Monteagudo said it is important to note that mental health days are not just about sleeping, like some students may believe.
“Plan your day. If you need to catch up on sleep, OK. But, it is more than just sleeping in,” he said. “It is about taking care of yourself and your whole self. You could think about the things you’ve wanted to do and maybe you should do them.”
He acknowledged the stigma associated with taking a mental health day, but stressed the importance of each person identifying what feeling well and not feeling well means to him or her, and to take measures if he or she is not feeling well.
Rosenbloom said she had experienced some friction from her parents, who would sometimes take her to school when despite her request to take a day off.
“Both of my parents also have anxiety, so they were very sympathetic and understanding. There were also days where I would say I need one and they would say ‘no’ and tell me to go to school,” she said. “But, if it were clear that I was overextending myself and had a lot going on, obviously they were sympathetic. The term ‘mental health day’ is tossed around a lot in my house and is considered common knowledge.”
The Counseling Center is open Monday, Wednesday and Friday from 8:30 a.m. to 5:00 p.m. and Tuesday and Thursday from 8:30 a.m. to 7:00 p.m. The center is located at 1204 Dickinson Drive.
The number for the office is 305-284-5511. The Counseling Center has an After Hours Line: call the office number and press 1 to be immediately connected to a licensed therapist.
The Student Health Center is open Monday, Tuesday, Wednesday and Friday from 8:30 a.m. to 5 p.m., Thursday from 9 a.m. to 5 p.m. and Sunday from 11 a.m. to 4 p.m. Appointments can be made at mystudenthealth.miami.edu.

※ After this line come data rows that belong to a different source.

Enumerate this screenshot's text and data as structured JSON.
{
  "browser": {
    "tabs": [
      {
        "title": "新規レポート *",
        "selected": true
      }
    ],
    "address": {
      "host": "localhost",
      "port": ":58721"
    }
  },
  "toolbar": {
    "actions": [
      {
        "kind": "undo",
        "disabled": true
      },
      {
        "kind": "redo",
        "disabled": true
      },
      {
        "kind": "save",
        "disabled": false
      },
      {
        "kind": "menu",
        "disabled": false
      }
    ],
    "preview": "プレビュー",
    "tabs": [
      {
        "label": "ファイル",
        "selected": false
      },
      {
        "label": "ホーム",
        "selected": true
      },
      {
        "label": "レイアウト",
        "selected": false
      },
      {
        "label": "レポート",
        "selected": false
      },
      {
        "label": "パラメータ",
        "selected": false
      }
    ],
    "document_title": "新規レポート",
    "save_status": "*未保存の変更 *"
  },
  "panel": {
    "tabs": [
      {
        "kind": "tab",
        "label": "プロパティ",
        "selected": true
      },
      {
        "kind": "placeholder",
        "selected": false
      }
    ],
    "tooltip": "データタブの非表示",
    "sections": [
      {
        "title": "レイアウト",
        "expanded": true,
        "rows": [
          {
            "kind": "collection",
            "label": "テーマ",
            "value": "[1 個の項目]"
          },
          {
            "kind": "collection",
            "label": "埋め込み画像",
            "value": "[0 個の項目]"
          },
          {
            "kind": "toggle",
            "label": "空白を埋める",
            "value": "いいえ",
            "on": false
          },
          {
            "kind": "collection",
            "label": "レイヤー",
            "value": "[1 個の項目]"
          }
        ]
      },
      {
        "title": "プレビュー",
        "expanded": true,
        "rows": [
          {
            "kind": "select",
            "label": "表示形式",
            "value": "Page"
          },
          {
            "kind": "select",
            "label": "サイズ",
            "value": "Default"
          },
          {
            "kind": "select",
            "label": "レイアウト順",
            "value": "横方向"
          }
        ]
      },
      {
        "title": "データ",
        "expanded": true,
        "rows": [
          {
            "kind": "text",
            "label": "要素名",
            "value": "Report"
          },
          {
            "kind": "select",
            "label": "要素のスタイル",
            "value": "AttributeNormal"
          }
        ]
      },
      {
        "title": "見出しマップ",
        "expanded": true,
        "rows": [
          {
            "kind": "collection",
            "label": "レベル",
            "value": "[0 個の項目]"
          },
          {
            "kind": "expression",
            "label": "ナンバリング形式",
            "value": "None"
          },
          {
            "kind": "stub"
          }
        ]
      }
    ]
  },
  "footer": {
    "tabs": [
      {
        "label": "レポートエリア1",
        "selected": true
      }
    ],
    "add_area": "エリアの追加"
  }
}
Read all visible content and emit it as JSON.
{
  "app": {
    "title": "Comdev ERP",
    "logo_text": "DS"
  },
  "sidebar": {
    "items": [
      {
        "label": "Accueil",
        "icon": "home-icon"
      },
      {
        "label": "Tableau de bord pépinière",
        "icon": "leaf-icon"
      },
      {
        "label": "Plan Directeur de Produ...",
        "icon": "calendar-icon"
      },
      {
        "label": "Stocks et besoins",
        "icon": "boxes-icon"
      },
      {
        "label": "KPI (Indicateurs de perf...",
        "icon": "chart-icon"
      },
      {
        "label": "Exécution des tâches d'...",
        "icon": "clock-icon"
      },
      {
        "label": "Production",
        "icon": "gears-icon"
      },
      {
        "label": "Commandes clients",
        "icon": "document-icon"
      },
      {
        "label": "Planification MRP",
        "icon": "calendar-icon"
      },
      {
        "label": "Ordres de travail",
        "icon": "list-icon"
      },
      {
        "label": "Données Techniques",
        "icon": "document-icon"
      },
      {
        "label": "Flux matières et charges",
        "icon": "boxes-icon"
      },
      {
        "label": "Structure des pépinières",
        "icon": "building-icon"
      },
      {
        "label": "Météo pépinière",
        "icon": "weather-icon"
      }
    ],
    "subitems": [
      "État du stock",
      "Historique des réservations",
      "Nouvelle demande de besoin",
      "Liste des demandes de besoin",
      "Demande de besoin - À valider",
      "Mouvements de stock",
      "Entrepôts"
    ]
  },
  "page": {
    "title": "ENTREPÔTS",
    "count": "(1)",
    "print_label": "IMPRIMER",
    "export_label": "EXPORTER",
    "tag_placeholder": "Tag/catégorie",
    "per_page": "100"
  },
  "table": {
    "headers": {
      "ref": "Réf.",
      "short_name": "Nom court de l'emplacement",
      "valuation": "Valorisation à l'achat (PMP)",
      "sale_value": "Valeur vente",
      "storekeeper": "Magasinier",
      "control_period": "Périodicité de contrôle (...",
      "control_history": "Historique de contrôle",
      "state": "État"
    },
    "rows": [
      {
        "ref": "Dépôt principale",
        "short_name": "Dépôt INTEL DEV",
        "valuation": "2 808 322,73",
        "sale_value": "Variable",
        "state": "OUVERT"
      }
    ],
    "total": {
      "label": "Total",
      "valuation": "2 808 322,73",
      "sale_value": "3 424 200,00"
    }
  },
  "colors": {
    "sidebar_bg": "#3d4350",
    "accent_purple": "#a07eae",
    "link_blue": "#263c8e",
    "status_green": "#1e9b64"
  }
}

The Health Center also accepts walk-in appointments. Those in need of after-hours assistance can call 305-284-9100.